If you have some kind of piano and keyboard around, try to memorize and play different scales (start with major/minor/pentatonic blues, later try modal scales as well), try to find out which chords can be created from their tonal material (apart from the blues scale where the chords are not necessarily formed from just the tonal material of the scale), and just improvise a little. You will be able to learn a lot by yourself.
If you do not have any kind of piano or keyboard around, get one.
Good to hear from you again in this thread, pauldrach. We last encountered each other in the John Cage 4'33 thread -- remember?
I think pauldrach's advice about using the keyboard to learn music theory as he's explained it in his post is an absolutely great
idea. Now that I think back to my days in elementary and junior high school, this is how I
learned a lot
about chords and harmony. (I also had my parents buy me a book which detailed each kind of chord in every key -- and I learned virtually all of them.)
It was also during those years that I started to play my favorite songs -- and TV and movie themes, too -- playing the chords I learned with my left hand, and the melody I picked up by ear with my right hand
As far as getting your own keyboard if you don't have one, these days, buying a piano -- even a used one -- can be an economic challenge.

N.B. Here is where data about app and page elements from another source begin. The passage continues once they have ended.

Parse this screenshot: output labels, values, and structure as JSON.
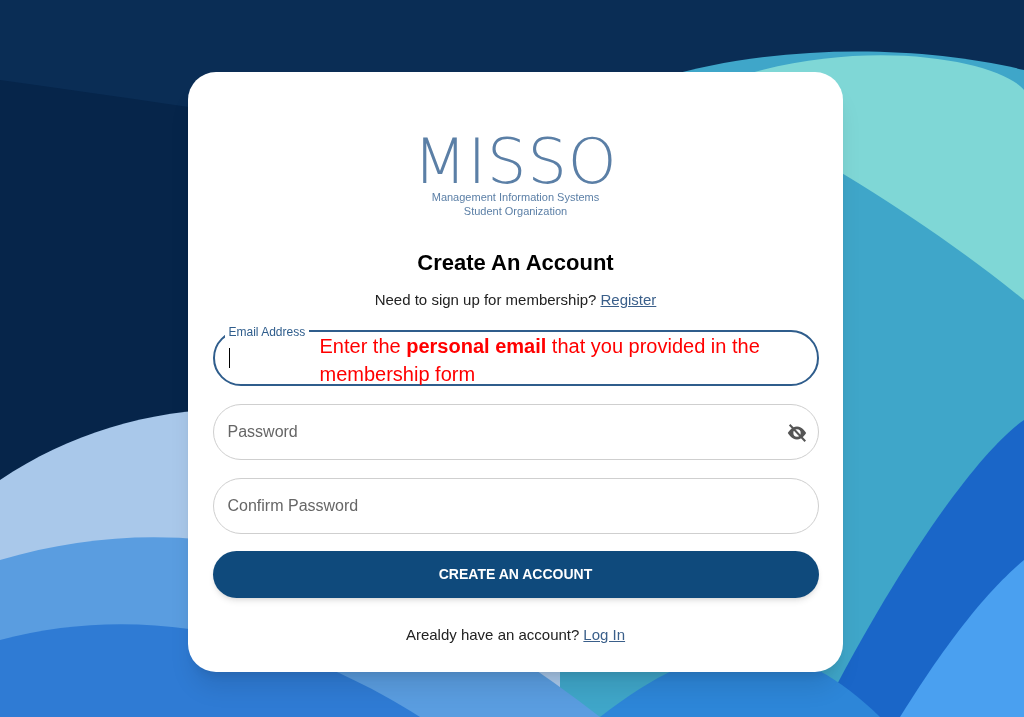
{
  "logo": {
    "title": "MISSO",
    "line_1": "Management Information Systems",
    "line_2": "Student Organization"
  },
  "heading": "Create An Account",
  "signup_prompt": {
    "text": "Need to sign up for membership?",
    "link": "Register"
  },
  "fields": [
    {
      "label": "Email Address",
      "focused": true,
      "annotation": "Enter the **personal email** that you provided in the membership form"
    },
    {
      "placeholder": "Password",
      "focused": false,
      "reveal_icon": true
    },
    {
      "placeholder": "Confirm Password",
      "focused": false
    }
  ],
  "submit_button": "CREATE AN ACCOUNT",
  "login_prompt": {
    "text": "Arealdy have an account?",
    "link": "Log In"
  }
}
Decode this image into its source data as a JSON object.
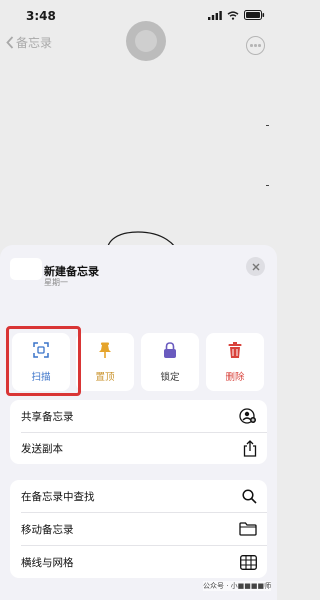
{
  "status_bar": {
    "time": "3:48"
  },
  "nav": {
    "back_label": "备忘录"
  },
  "note": {
    "title": "新建备忘录",
    "subtitle": "星期一"
  },
  "actions": [
    {
      "label": "扫描",
      "icon": "scan-icon",
      "color": "#3a73c9"
    },
    {
      "label": "置顶",
      "icon": "pin-icon",
      "color": "#e5a42b"
    },
    {
      "label": "锁定",
      "icon": "lock-icon",
      "color": "#6a5bbf"
    },
    {
      "label": "删除",
      "icon": "trash-icon",
      "color": "#d8423b"
    }
  ],
  "menu_group_1": [
    {
      "label": "共享备忘录",
      "icon": "share-person-icon"
    },
    {
      "label": "发送副本",
      "icon": "share-upload-icon"
    }
  ],
  "menu_group_2": [
    {
      "label": "在备忘录中查找",
      "icon": "search-icon"
    },
    {
      "label": "移动备忘录",
      "icon": "folder-icon"
    },
    {
      "label": "横线与网格",
      "icon": "grid-icon"
    }
  ],
  "watermark": {
    "text": "公众号 · 小■■■■师"
  },
  "colors": {
    "highlight": "#d93535",
    "accent": "#3a73c9"
  }
}
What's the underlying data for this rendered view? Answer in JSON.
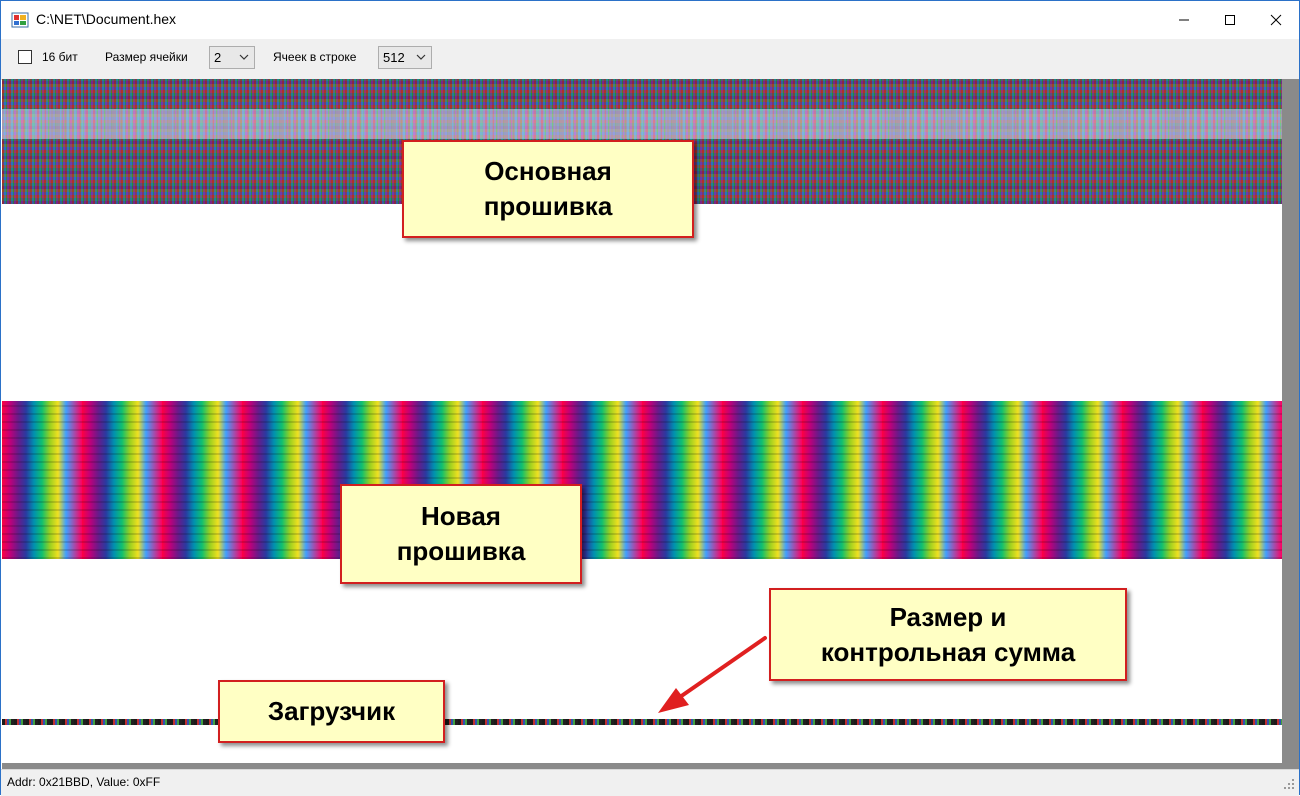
{
  "window": {
    "title": "C:\\NET\\Document.hex",
    "controls": {
      "minimize": "—",
      "maximize": "☐",
      "close": "✕"
    }
  },
  "toolbar": {
    "checkbox_label": "16 бит",
    "checkbox_checked": false,
    "cell_size_label": "Размер ячейки",
    "cell_size_value": "2",
    "cells_per_row_label": "Ячеек в строке",
    "cells_per_row_value": "512"
  },
  "status": {
    "text": "Addr: 0x21BBD, Value: 0xFF"
  },
  "callouts": {
    "main_firmware": "Основная\nпрошивка",
    "new_firmware": "Новая\nпрошивка",
    "size_checksum": "Размер и\nконтрольная сумма",
    "bootloader": "Загрузчик"
  },
  "icons": {
    "app": "app-icon",
    "dropdown": "chevron-down-icon",
    "grip": "resize-grip-icon"
  },
  "colors": {
    "callout_fill": "#ffffc4",
    "callout_border": "#d21f1f",
    "arrow": "#e02020"
  }
}
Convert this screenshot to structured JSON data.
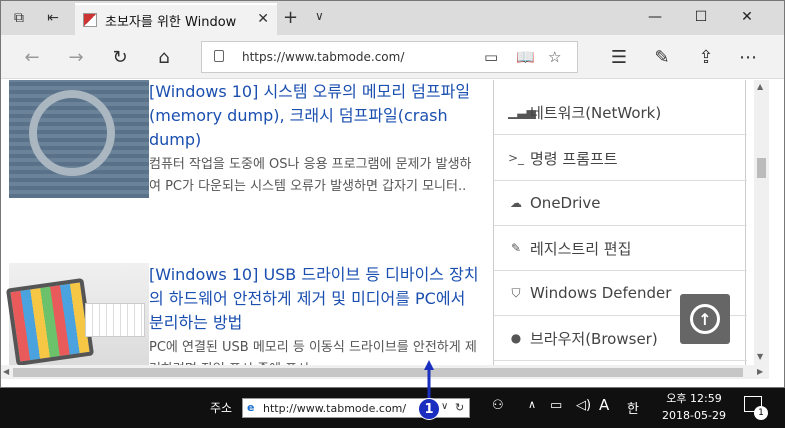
{
  "browser": {
    "tab_title": "초보자를 위한 Window",
    "url": "https://www.tabmode.com/"
  },
  "articles": [
    {
      "title": "[Windows 10] 시스템 오류의 메모리 덤프파일(memory dump), 크래시 덤프파일(crash dump)",
      "excerpt": "컴퓨터 작업을 도중에 OS나 응용 프로그램에 문제가 발생하여 PC가 다운되는 시스템 오류가 발생하면 갑자기 모니터.."
    },
    {
      "title": "[Windows 10] USB 드라이브 등 디바이스 장치의 하드웨어 안전하게 제거 및 미디어를 PC에서 분리하는 방법",
      "excerpt": "PC에 연결된 USB 메모리 등 이동식 드라이브를 안전하게 제거하려면 작업 표시 줄에 표시..."
    }
  ],
  "sidebar": {
    "items": [
      {
        "label": "네트워크(NetWork)",
        "icon": "signal-icon"
      },
      {
        "label": "명령 프롬프트",
        "icon": "terminal-icon"
      },
      {
        "label": "OneDrive",
        "icon": "cloud-icon"
      },
      {
        "label": "레지스트리 편집",
        "icon": "edit-icon"
      },
      {
        "label": "Windows Defender",
        "icon": "shield-icon"
      },
      {
        "label": "브라우저(Browser)",
        "icon": "globe-icon"
      }
    ]
  },
  "taskbar": {
    "address_label": "주소",
    "address_url": "http://www.tabmode.com/",
    "badge": "1",
    "ime_lang": "A",
    "ime_mode": "한",
    "time": "오후 12:59",
    "date": "2018-05-29",
    "notifications": "1"
  },
  "colors": {
    "link": "#1a4fb0",
    "taskbar": "#101010",
    "badge": "#1a2fc0"
  }
}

However, there is a page that I helped set up as an Amazon.com affiliate which provides a few different links for economical electronic keyboards, ranging in price from about $100 to about $200.
I think those are pretty good prices for what you get, so if you're interested here's the link: http://bit.ly/amazon_keyboards